▶ **WHAT IS REQUIRED**
The answer must consist of every line from the entries below that contains the word "icon".
═══ INPUT DATA
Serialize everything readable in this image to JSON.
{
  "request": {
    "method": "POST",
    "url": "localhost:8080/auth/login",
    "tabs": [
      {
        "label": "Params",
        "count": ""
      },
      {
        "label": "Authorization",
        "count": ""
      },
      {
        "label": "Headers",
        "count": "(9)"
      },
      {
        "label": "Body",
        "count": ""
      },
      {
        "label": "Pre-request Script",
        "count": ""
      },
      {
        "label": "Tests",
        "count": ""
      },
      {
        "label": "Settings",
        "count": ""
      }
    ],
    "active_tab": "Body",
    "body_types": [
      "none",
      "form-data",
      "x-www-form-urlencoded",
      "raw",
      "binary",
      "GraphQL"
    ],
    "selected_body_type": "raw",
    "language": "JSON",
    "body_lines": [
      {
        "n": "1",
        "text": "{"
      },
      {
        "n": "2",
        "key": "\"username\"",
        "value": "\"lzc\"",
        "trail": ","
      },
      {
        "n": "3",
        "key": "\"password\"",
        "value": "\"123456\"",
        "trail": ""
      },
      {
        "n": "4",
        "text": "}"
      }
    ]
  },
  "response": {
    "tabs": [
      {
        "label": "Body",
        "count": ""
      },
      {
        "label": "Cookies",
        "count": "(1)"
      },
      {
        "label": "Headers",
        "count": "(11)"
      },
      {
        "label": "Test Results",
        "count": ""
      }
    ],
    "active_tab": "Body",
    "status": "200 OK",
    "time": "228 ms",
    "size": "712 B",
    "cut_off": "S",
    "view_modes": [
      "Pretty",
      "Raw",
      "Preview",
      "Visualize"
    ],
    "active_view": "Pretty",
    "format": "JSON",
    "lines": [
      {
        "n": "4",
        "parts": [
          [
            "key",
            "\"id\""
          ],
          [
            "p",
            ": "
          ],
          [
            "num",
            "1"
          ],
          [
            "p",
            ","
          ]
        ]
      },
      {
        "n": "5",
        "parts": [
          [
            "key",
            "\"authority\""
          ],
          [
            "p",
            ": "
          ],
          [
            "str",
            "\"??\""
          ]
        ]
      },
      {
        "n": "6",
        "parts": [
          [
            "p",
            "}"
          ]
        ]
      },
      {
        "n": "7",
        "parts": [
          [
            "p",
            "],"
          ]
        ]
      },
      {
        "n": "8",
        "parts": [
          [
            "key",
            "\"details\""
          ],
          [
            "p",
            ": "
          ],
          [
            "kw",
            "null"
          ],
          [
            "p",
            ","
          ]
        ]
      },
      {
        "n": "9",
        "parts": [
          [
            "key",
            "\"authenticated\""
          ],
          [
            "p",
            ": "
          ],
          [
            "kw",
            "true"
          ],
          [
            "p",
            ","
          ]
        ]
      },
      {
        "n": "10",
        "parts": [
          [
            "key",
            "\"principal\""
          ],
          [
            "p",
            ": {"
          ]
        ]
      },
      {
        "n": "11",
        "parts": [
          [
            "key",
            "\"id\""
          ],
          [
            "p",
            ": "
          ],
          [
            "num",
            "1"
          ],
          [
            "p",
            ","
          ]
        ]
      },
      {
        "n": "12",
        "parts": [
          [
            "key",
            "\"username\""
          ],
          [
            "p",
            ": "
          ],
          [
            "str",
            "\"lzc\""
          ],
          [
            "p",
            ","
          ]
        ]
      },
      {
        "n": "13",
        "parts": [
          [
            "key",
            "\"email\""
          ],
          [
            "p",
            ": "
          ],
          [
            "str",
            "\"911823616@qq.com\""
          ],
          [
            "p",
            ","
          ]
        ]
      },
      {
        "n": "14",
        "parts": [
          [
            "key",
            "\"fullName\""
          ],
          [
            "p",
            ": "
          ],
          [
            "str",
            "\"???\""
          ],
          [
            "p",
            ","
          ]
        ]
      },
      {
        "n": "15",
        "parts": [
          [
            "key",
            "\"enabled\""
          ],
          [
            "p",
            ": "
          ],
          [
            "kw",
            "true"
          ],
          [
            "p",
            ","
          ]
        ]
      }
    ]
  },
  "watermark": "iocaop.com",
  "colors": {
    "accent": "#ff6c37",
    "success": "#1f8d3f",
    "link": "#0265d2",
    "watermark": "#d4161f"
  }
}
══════
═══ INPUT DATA
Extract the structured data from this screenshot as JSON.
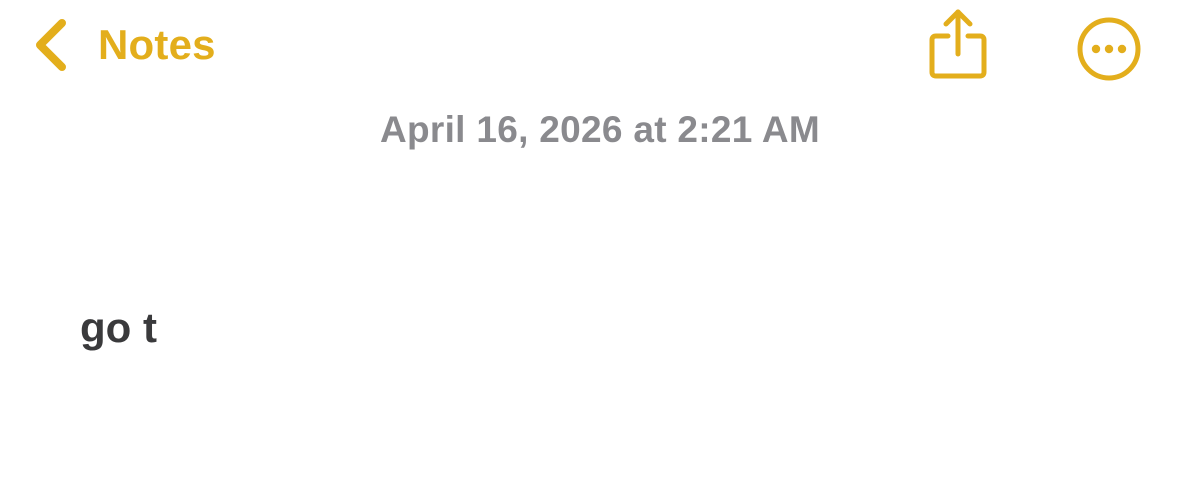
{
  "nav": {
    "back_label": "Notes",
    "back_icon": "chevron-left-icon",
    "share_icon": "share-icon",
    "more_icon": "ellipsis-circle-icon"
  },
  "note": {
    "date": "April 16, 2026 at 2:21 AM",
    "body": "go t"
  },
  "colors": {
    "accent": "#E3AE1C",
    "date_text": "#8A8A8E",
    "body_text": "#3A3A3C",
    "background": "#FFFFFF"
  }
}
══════
▶ **YOUR SOLUTION**
    "back_icon": "chevron-left-icon",
    "share_icon": "share-icon",
    "more_icon": "ellipsis-circle-icon"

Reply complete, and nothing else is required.